The government ought to have specified its definition of cost of crop production in the Budget to prevent any confusion in the minds of people on minimum support prices.
Doyen of 'Dependency Theory'
Apr 3rd 2018, Sunanda Sen
Theotonio dos Santos (1936–2018), who passed away on 27th February in Rio de Janeiro, was a major proponent of dependecia or dependency theory, important for those interpreting the growing disparities between the advanced and the developing world. Time will bear testimony to his contributions, as a scholar, a theoretician, and an activist who spent his life in spelling out the injustices in globalization.
Commoditization and the Public Sphere
Apr 2nd 2018, Prabhat Patnaik
The distinction between the sphere of market and the sphere of public discourse remains central to liberalism. But under capitalism, the public sphere becomes untenable due its "spontaneous" destruction by the markets’ immanent tendency towards commoditization, as we are witnessing everywhere today. In such a world, a fight towards democracy is itself a means of advancing the struggle for socialism.
Trump's Protectionism
Mar 26th 2018, Prabhat Patnaik
Trumps' announcement of tariff hike tantamounts to a beggar-thy-neighbour policy that would inevitably attract retaliation. But these current protectionist measures on capital-in-production do not in any way restrict capital-as-finance. They are just desperate and counter-productive attempts at coping with a crisis, which is itself an outcome of the process of globalization of finance.
Technological Change and Impoverishment
Mar 19th 2018, Prabhat Patnaik
Socio-economic effects of technological change depend upon the property relations within the system they occur. While in socialism higher labour productivity can improve the conditions of workers, in capitalism, the same has lead to growing relative labour reserves, and hence impoverishment.

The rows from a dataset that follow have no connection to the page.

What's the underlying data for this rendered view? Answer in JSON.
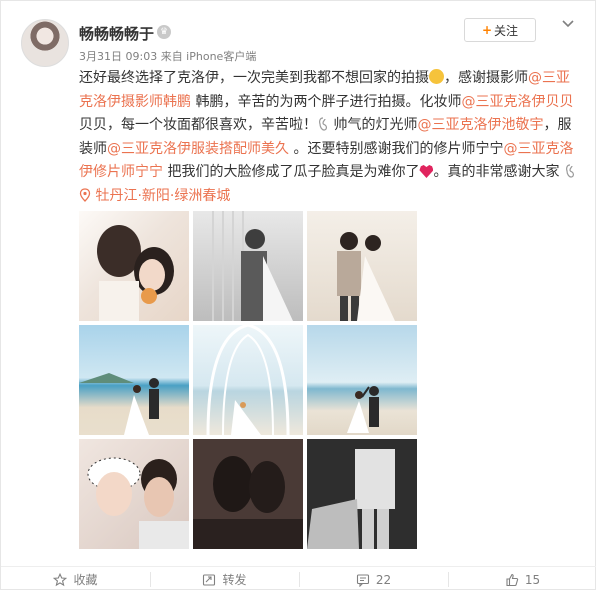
{
  "post": {
    "username": "畅畅畅畅于",
    "vip_badge": "♛",
    "meta": "3月31日 09:03 来自 iPhone客户端",
    "follow_label": "关注",
    "follow_plus": "+",
    "content": {
      "t1": "还好最终选择了克洛伊，一次完美到我都不想回家的拍摄",
      "t2": "，感谢摄影师",
      "m1": "@三亚克洛伊摄影师韩鹏",
      "t3": " 韩鹏，辛苦的为两个胖子进行拍摄。化妆师",
      "m2": "@三亚克洛伊贝贝",
      "t4": " 贝贝，每一个妆面都很喜欢，辛苦啦！",
      "t5": " 帅气的灯光师",
      "m3": "@三亚克洛伊池敬宇",
      "t6": "，服装师",
      "m4": "@三亚克洛伊服装搭配师美久",
      "t7": " 。还要特别感谢我们的修片师宁宁",
      "m5": "@三亚克洛伊修片师宁宁",
      "t8": " 把我们的大脸修成了瓜子脸真是为难你了",
      "t9": "。真的非常感谢大家",
      "location": "牡丹江·新阳·绿洲春城"
    },
    "photos_count": 9
  },
  "footer": {
    "favorite_label": "收藏",
    "repost_label": "转发",
    "comment_count": "22",
    "like_count": "15"
  },
  "colors": {
    "link": "#eb7350",
    "accent": "#ff8200",
    "muted": "#808080"
  },
  "icons": [
    "vip-crown-icon",
    "chevron-down-icon",
    "laugh-emoji-icon",
    "ok-hand-icon",
    "location-pin-icon",
    "heart-emoji-icon",
    "star-icon",
    "repost-icon",
    "comment-icon",
    "like-icon"
  ]
}
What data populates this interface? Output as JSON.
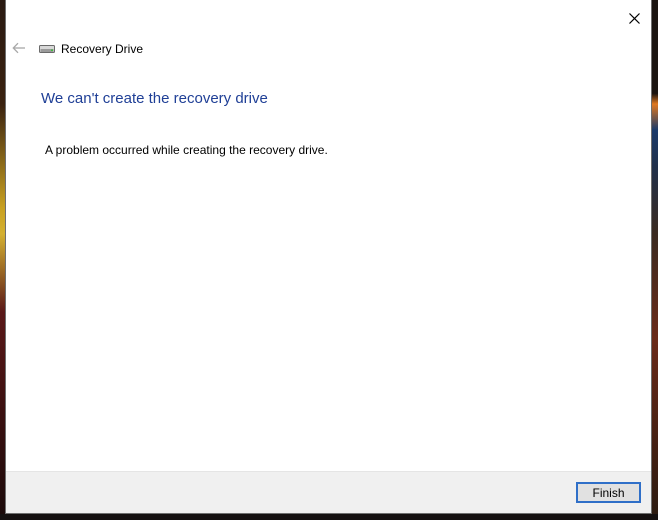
{
  "window": {
    "app_title": "Recovery Drive",
    "close_label": "✕"
  },
  "content": {
    "heading": "We can't create the recovery drive",
    "message": "A problem occurred while creating the recovery drive."
  },
  "footer": {
    "finish_label": "Finish"
  },
  "colors": {
    "heading": "#1f3f96",
    "button_focus_border": "#2f6fc8",
    "footer_bg": "#f0f0f0"
  },
  "icons": {
    "back": "back-arrow-icon",
    "drive": "drive-icon",
    "close": "close-icon"
  }
}
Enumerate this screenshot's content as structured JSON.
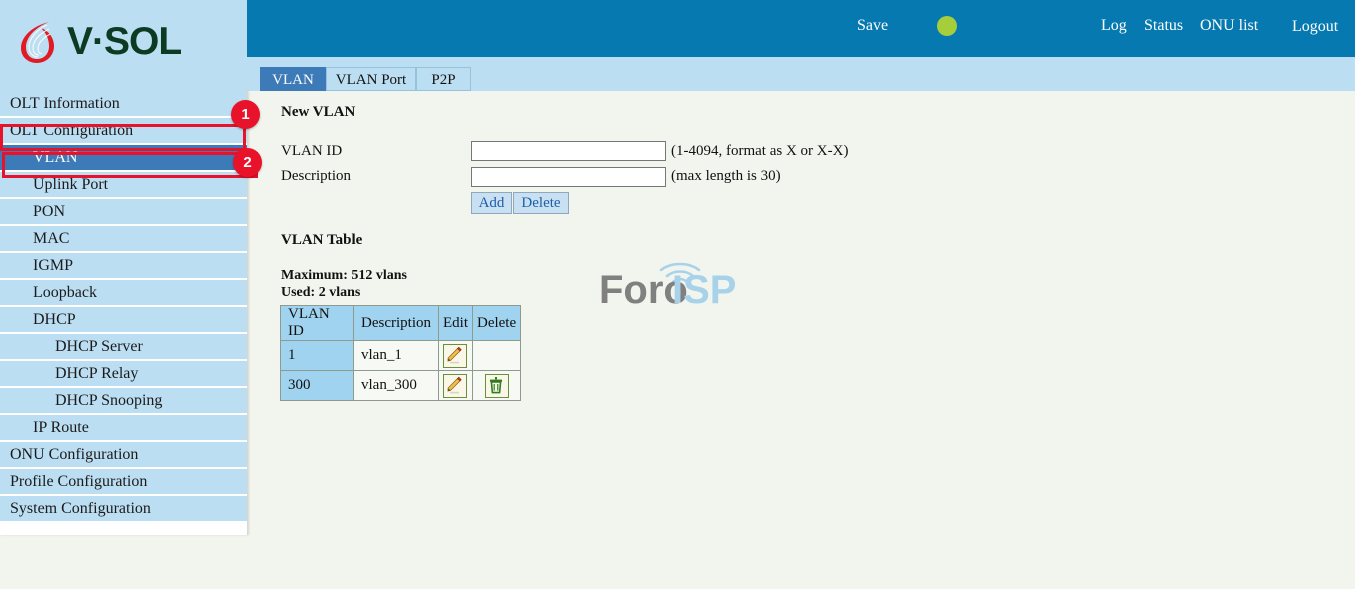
{
  "header": {
    "brand": "V·SOL",
    "save_label": "Save",
    "status_dot_color": "#a6ce3a",
    "links": {
      "log": "Log",
      "status": "Status",
      "onu_list": "ONU list",
      "logout": "Logout"
    }
  },
  "tabs": [
    {
      "label": "VLAN",
      "active": true
    },
    {
      "label": "VLAN Port",
      "active": false
    },
    {
      "label": "P2P",
      "active": false
    }
  ],
  "sidebar": {
    "items": [
      {
        "label": "OLT Information",
        "level": 0,
        "active": false
      },
      {
        "label": "OLT Configuration",
        "level": 0,
        "active": false
      },
      {
        "label": "VLAN",
        "level": 1,
        "active": true
      },
      {
        "label": "Uplink Port",
        "level": 1,
        "active": false
      },
      {
        "label": "PON",
        "level": 1,
        "active": false
      },
      {
        "label": "MAC",
        "level": 1,
        "active": false
      },
      {
        "label": "IGMP",
        "level": 1,
        "active": false
      },
      {
        "label": "Loopback",
        "level": 1,
        "active": false
      },
      {
        "label": "DHCP",
        "level": 1,
        "active": false
      },
      {
        "label": "DHCP Server",
        "level": 2,
        "active": false
      },
      {
        "label": "DHCP Relay",
        "level": 2,
        "active": false
      },
      {
        "label": "DHCP Snooping",
        "level": 2,
        "active": false
      },
      {
        "label": "IP Route",
        "level": 1,
        "active": false
      },
      {
        "label": "ONU Configuration",
        "level": 0,
        "active": false
      },
      {
        "label": "Profile Configuration",
        "level": 0,
        "active": false
      },
      {
        "label": "System Configuration",
        "level": 0,
        "active": false
      }
    ]
  },
  "new_vlan": {
    "title": "New VLAN",
    "vlan_id_label": "VLAN ID",
    "vlan_id_value": "",
    "vlan_id_hint": "(1-4094, format as X or X-X)",
    "description_label": "Description",
    "description_value": "",
    "description_hint": "(max length is 30)",
    "add_label": "Add",
    "delete_label": "Delete"
  },
  "vlan_table": {
    "title": "VLAN Table",
    "maximum_text": "Maximum: 512 vlans",
    "used_text": "Used: 2 vlans",
    "columns": [
      "VLAN ID",
      "Description",
      "Edit",
      "Delete"
    ],
    "rows": [
      {
        "vlan_id": "1",
        "description": "vlan_1",
        "edit_icon": "pencil-icon",
        "delete_icon": ""
      },
      {
        "vlan_id": "300",
        "description": "vlan_300",
        "edit_icon": "pencil-icon",
        "delete_icon": "trash-icon"
      }
    ]
  },
  "watermark": {
    "text_primary": "Foro",
    "text_secondary": "ISP",
    "primary_color": "#808080",
    "secondary_color": "#a8d2ea"
  },
  "annotations": [
    {
      "badge": "1",
      "target": "OLT Configuration"
    },
    {
      "badge": "2",
      "target": "VLAN"
    }
  ],
  "colors": {
    "header_blue": "#0679b0",
    "sidebar_blue": "#bcdef2",
    "active_blue": "#3d7ab8",
    "annotation_red": "#e8132a",
    "content_bg": "#f2f5ee"
  }
}
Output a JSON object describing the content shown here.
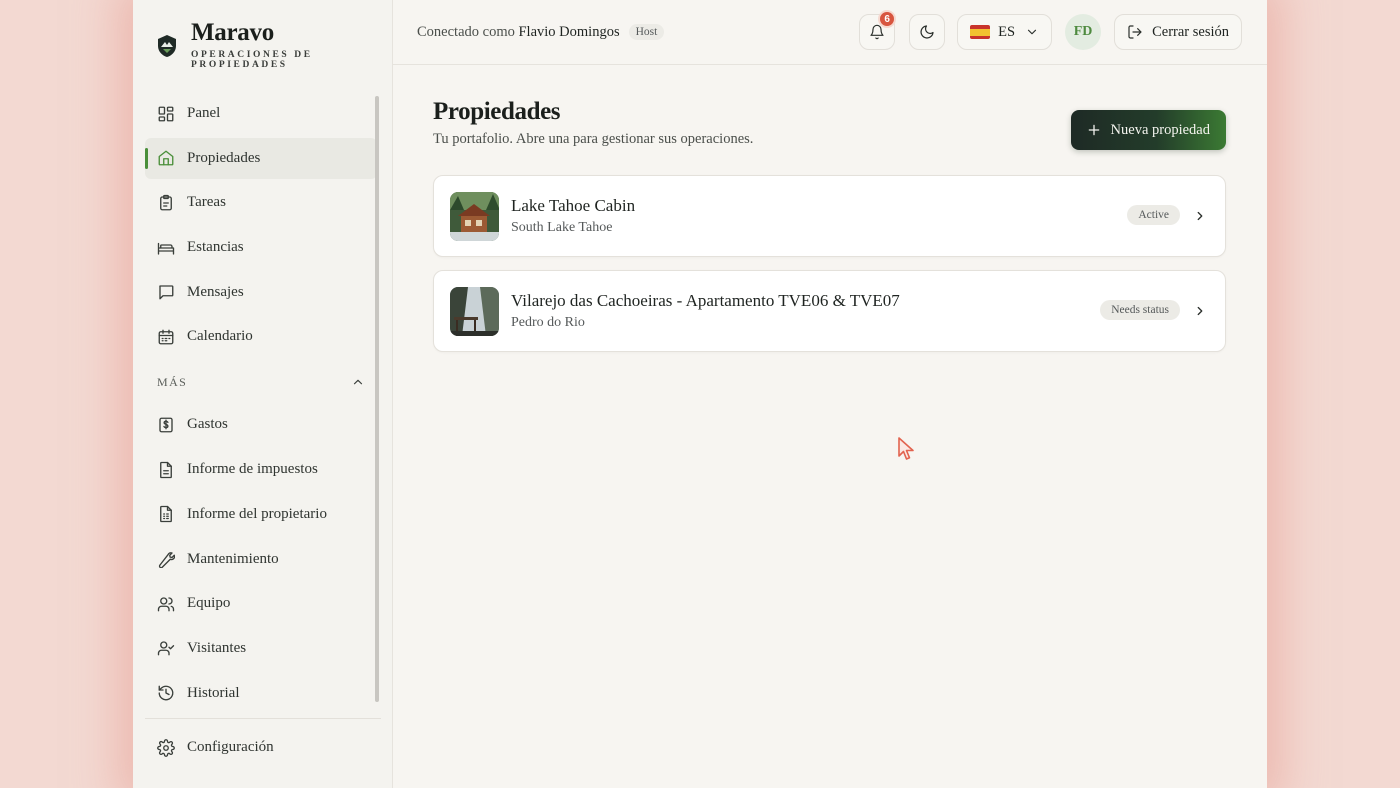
{
  "brand": {
    "name": "Maravo",
    "subtitle": "OPERACIONES DE PROPIEDADES"
  },
  "sidebar": {
    "items": [
      {
        "label": "Panel",
        "icon": "dashboard-icon",
        "active": false
      },
      {
        "label": "Propiedades",
        "icon": "home-icon",
        "active": true
      },
      {
        "label": "Tareas",
        "icon": "clipboard-icon",
        "active": false
      },
      {
        "label": "Estancias",
        "icon": "bed-icon",
        "active": false
      },
      {
        "label": "Mensajes",
        "icon": "message-icon",
        "active": false
      },
      {
        "label": "Calendario",
        "icon": "calendar-icon",
        "active": false
      }
    ],
    "section_label": "MÁS",
    "more_items": [
      {
        "label": "Gastos",
        "icon": "dollar-icon"
      },
      {
        "label": "Informe de impuestos",
        "icon": "document-icon"
      },
      {
        "label": "Informe del propietario",
        "icon": "report-icon"
      },
      {
        "label": "Mantenimiento",
        "icon": "wrench-icon"
      },
      {
        "label": "Equipo",
        "icon": "users-icon"
      },
      {
        "label": "Visitantes",
        "icon": "user-check-icon"
      },
      {
        "label": "Historial",
        "icon": "history-icon"
      }
    ],
    "footer_item": {
      "label": "Configuración",
      "icon": "gear-icon"
    }
  },
  "topbar": {
    "connected_prefix": "Conectado como",
    "user_name": "Flavio Domingos",
    "role": "Host",
    "notifications_count": "6",
    "language": "ES",
    "avatar_initials": "FD",
    "logout_label": "Cerrar sesión"
  },
  "page": {
    "title": "Propiedades",
    "subtitle": "Tu portafolio. Abre una para gestionar sus operaciones.",
    "new_button_label": "Nueva propiedad"
  },
  "properties": [
    {
      "name": "Lake Tahoe Cabin",
      "location": "South Lake Tahoe",
      "status": "Active"
    },
    {
      "name": "Vilarejo das Cachoeiras - Apartamento TVE06 & TVE07",
      "location": "Pedro do Rio",
      "status": "Needs status"
    }
  ],
  "colors": {
    "accent_green": "#4a8f3a",
    "notification_red": "#d8553f",
    "primary_button_dark": "#1e2a25"
  }
}
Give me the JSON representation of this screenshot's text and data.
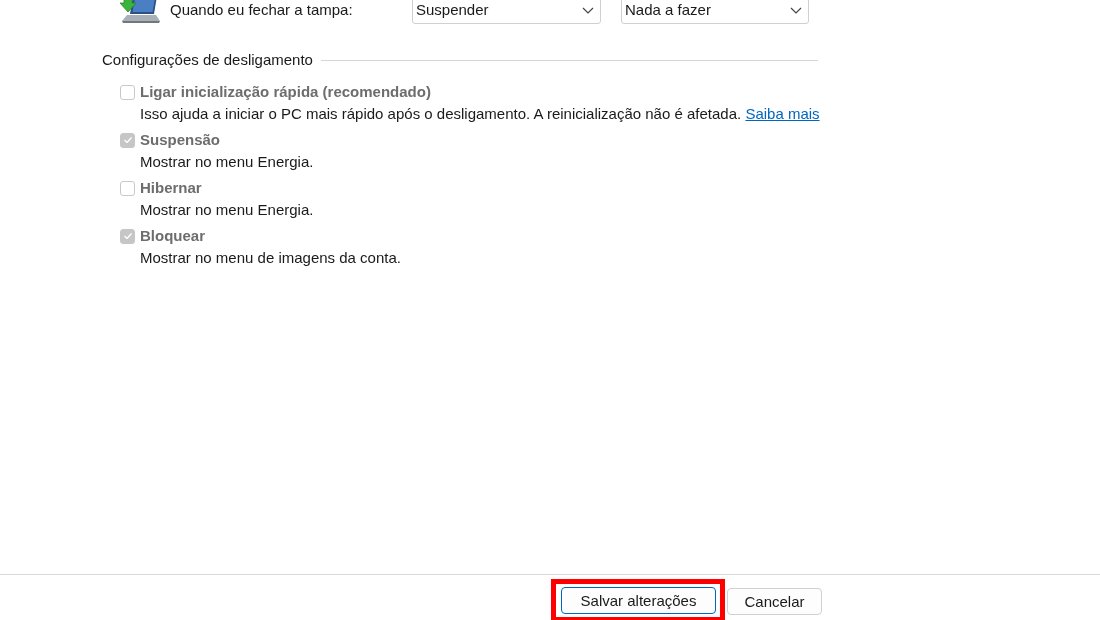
{
  "lid_row": {
    "label": "Quando eu fechar a tampa:",
    "dropdowns": [
      {
        "value": "Suspender"
      },
      {
        "value": "Nada a fazer"
      }
    ]
  },
  "shutdown_settings": {
    "title": "Configurações de desligamento",
    "options": [
      {
        "label": "Ligar inicialização rápida (recomendado)",
        "description": "Isso ajuda a iniciar o PC mais rápido após o desligamento. A reinicialização não é afetada.",
        "link": "Saiba mais",
        "checked": false,
        "disabled": true
      },
      {
        "label": "Suspensão",
        "description": "Mostrar no menu Energia.",
        "checked": true,
        "disabled": true
      },
      {
        "label": "Hibernar",
        "description": "Mostrar no menu Energia.",
        "checked": false,
        "disabled": true
      },
      {
        "label": "Bloquear",
        "description": "Mostrar no menu de imagens da conta.",
        "checked": true,
        "disabled": true
      }
    ]
  },
  "buttons": [
    {
      "label": "Salvar alterações",
      "focused": true,
      "highlighted": true
    },
    {
      "label": "Cancelar",
      "focused": false,
      "highlighted": false
    }
  ]
}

The Importance of Dissatisfaction
Mar 17th 2018, Prabhat Patnaik
The first step to overthrowing an oppressive system is "epistemic exteriority" or visualizing an alternative system outside of the existing one. But neo-liberal capitalism has been remarkably successful in thwarting such visualization, by proposing "epistemic closure" as an essential component of development.
State or Market?: India's telecom wars
Mar 17th 2018, C.P. Chandrasekhar
The entry of Reliance Jio in the telecom industry has unleashed an aggressive price war, resulting in takeovers, mergers and closures owing to large debts, spectrum charge dues and falling revenues.
The UGC Directive on Autonomous Colleges
Mar 12th 2018, Prabhat Patnaik